* Work request
How many lines in the records below hold the string "this"? Please answer with the number and nothing more.

* Exercise data
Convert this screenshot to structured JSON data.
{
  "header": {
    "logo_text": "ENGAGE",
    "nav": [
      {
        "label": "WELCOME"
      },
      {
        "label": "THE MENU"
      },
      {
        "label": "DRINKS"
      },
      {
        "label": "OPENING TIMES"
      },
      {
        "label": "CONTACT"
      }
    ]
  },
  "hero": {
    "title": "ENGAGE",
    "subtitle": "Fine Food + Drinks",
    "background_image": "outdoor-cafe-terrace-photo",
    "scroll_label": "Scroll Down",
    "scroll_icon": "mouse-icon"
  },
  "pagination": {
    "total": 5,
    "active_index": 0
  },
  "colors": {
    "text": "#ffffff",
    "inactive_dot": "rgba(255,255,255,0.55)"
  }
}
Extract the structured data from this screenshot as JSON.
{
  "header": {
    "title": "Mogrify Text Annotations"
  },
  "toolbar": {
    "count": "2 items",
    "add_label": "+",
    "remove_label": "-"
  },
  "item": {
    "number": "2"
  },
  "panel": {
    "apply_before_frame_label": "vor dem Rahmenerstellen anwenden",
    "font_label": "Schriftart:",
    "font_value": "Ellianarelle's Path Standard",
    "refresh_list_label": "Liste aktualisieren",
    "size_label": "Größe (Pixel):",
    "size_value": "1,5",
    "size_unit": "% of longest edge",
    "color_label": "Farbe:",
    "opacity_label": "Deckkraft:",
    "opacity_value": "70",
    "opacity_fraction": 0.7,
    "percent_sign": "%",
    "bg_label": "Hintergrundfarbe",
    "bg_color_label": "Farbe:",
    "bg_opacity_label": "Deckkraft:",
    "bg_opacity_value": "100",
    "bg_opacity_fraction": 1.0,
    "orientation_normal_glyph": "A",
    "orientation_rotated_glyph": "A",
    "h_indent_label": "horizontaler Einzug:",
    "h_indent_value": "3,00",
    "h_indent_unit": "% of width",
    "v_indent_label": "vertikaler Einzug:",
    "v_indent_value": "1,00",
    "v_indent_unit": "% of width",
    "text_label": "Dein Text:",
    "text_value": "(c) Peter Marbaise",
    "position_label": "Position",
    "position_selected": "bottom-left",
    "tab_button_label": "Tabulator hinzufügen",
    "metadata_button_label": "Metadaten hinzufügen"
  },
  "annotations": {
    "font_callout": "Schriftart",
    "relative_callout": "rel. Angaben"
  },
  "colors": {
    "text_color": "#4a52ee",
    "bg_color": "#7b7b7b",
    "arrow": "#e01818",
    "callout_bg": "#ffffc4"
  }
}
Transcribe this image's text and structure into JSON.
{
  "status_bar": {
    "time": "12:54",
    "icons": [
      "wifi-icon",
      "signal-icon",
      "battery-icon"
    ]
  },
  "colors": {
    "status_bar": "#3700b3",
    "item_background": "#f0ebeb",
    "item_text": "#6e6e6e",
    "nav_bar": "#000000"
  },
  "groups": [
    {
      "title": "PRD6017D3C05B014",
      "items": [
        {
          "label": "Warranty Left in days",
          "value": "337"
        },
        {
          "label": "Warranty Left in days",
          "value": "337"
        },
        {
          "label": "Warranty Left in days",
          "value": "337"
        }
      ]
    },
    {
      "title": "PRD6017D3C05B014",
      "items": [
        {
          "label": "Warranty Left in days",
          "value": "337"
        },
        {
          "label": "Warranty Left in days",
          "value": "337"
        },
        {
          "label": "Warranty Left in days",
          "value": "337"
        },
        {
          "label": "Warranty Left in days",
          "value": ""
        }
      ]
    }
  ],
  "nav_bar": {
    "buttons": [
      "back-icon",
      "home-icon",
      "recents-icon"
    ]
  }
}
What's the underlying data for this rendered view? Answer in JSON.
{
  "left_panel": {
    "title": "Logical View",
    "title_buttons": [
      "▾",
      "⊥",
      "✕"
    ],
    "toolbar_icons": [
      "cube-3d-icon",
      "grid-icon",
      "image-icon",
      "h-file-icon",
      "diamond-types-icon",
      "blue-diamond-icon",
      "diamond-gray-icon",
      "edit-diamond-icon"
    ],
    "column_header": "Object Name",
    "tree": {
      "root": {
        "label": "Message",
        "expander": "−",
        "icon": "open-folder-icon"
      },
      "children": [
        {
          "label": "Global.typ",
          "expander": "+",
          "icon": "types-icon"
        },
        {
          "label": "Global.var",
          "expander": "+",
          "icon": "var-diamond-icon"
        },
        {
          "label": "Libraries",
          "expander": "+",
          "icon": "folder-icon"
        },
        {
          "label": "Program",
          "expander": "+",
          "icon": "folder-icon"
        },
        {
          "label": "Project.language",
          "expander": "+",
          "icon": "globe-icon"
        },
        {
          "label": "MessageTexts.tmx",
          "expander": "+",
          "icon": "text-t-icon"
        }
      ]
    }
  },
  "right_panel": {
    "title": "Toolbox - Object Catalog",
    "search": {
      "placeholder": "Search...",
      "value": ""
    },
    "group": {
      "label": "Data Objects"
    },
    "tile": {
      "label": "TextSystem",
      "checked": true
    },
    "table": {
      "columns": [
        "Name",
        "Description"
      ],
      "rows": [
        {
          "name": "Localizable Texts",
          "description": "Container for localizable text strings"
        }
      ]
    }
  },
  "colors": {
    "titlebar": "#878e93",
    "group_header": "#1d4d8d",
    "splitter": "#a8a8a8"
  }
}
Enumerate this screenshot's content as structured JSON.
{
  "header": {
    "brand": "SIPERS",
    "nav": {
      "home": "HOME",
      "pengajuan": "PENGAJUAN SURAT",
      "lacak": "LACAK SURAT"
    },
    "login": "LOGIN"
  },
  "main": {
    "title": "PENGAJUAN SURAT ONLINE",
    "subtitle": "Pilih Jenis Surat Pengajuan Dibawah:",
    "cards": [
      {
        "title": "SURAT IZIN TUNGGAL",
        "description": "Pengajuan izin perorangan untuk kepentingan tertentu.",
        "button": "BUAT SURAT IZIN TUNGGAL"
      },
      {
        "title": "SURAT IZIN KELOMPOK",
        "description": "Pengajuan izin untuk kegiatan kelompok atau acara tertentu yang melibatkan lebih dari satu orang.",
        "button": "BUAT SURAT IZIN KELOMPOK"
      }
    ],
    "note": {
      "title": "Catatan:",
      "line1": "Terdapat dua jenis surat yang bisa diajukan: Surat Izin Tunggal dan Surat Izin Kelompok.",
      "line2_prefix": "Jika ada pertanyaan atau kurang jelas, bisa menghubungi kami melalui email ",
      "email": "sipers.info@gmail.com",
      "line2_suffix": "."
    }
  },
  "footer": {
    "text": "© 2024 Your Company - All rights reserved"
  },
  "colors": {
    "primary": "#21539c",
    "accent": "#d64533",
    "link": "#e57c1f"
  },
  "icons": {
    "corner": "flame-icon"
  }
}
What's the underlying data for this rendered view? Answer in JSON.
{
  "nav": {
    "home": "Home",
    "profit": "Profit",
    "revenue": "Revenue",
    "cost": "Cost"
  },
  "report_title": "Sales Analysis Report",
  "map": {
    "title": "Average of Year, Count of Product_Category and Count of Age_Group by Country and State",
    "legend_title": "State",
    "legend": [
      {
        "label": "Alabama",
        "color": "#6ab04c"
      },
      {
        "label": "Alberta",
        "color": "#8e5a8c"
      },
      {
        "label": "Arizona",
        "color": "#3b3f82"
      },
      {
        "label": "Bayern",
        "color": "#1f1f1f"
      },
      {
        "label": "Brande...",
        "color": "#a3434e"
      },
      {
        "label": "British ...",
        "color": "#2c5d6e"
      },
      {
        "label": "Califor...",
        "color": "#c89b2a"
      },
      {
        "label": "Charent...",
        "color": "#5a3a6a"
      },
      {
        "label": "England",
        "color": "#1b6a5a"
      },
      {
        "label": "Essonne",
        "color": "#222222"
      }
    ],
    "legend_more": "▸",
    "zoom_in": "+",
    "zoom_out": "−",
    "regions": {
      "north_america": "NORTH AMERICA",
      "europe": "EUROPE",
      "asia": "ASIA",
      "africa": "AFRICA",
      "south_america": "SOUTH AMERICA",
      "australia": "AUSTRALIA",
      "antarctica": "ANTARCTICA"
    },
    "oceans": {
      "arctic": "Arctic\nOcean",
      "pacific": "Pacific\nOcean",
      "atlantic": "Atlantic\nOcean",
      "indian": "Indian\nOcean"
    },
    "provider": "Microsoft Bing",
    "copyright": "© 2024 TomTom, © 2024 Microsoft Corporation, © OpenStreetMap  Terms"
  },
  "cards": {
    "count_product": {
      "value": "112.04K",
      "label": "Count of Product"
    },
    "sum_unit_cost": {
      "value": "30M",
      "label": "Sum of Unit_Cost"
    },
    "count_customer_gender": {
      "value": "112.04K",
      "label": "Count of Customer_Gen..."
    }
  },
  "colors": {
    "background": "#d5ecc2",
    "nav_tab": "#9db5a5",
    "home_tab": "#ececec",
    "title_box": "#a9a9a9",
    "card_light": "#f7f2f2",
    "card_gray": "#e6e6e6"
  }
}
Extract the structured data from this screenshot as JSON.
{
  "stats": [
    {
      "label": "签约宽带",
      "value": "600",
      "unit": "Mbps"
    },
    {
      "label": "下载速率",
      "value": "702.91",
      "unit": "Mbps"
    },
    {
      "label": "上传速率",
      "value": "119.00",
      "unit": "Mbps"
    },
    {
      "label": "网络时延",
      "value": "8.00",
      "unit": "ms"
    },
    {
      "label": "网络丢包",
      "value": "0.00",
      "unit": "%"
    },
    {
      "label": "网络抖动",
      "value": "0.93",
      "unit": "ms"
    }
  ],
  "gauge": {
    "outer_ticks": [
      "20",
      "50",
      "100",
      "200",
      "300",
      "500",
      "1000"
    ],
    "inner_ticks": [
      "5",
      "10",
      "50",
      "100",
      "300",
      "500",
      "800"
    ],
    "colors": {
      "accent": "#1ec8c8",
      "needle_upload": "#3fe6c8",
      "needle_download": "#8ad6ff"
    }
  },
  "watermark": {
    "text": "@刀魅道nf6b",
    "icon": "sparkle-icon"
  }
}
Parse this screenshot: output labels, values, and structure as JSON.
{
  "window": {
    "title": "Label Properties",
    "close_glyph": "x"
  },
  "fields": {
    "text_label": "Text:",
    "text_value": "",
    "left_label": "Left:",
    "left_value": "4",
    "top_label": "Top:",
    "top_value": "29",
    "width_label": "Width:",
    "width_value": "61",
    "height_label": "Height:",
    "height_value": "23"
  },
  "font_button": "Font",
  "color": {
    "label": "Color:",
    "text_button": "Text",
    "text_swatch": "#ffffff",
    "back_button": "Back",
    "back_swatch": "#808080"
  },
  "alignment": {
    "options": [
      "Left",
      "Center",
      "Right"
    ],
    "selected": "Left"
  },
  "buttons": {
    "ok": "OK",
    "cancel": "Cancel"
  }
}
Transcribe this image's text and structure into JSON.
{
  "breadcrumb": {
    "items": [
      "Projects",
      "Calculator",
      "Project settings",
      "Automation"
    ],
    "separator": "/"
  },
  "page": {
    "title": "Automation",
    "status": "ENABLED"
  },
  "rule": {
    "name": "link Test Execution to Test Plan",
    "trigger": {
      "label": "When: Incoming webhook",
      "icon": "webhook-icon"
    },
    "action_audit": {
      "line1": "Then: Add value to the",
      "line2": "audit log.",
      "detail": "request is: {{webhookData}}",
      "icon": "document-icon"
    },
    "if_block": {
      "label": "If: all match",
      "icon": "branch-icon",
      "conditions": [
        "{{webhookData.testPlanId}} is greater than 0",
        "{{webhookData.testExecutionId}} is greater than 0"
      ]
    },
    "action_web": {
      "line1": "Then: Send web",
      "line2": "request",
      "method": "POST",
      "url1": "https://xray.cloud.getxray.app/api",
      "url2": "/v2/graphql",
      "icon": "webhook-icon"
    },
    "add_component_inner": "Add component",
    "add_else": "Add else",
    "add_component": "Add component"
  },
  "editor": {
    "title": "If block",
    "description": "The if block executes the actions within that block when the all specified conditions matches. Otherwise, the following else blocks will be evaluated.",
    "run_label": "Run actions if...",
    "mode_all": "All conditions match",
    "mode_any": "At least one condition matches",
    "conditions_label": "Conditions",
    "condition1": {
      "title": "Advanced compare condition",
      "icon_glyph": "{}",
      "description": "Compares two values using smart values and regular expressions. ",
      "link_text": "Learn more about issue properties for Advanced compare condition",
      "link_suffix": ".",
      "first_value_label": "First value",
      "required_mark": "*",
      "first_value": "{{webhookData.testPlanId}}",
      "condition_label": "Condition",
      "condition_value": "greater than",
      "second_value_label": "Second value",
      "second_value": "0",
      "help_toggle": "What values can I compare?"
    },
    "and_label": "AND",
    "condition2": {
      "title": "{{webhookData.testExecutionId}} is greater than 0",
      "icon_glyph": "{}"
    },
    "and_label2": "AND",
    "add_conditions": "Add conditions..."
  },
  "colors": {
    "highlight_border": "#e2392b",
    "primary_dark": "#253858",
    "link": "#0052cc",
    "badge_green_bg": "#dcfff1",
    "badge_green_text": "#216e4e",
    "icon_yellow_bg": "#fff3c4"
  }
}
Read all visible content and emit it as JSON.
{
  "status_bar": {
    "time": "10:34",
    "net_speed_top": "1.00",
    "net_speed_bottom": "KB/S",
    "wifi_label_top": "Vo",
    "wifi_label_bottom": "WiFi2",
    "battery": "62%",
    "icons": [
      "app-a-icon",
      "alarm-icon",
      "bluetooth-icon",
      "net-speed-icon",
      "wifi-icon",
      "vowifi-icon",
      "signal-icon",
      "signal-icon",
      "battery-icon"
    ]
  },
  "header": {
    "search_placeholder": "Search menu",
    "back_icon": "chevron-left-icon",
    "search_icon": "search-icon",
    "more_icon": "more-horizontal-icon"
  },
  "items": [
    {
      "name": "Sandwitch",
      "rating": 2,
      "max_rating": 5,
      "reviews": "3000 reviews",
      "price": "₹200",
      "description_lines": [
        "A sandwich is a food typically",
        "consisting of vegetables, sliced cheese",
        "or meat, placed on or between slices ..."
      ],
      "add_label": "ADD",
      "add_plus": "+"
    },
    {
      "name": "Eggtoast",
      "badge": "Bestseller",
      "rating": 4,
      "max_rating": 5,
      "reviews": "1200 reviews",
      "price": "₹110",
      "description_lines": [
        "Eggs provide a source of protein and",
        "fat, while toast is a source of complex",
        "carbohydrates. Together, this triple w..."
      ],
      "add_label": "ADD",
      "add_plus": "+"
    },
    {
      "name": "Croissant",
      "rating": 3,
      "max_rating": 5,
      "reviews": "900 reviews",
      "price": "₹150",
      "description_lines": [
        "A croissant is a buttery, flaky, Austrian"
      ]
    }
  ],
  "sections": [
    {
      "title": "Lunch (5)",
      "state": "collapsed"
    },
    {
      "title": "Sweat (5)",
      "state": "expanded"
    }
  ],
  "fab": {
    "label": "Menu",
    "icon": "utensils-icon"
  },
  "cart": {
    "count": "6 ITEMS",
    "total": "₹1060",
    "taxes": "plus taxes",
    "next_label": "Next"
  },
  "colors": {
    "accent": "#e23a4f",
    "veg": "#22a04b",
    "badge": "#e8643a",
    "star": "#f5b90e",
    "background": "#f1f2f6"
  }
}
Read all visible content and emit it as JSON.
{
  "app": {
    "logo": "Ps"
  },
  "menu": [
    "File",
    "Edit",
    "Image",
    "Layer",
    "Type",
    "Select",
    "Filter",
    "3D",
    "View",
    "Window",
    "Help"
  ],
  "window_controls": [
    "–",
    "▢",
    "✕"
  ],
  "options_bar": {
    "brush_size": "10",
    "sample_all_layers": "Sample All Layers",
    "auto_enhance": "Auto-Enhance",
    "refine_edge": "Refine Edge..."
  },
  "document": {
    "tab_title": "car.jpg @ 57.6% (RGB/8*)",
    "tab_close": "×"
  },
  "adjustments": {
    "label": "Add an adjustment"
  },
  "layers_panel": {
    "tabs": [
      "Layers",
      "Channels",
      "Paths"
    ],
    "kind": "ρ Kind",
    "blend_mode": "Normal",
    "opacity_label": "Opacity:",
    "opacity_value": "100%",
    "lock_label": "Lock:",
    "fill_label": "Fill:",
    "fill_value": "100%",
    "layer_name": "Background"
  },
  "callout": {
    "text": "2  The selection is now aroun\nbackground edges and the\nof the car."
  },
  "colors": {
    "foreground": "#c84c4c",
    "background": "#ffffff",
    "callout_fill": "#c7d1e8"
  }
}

* Reply
10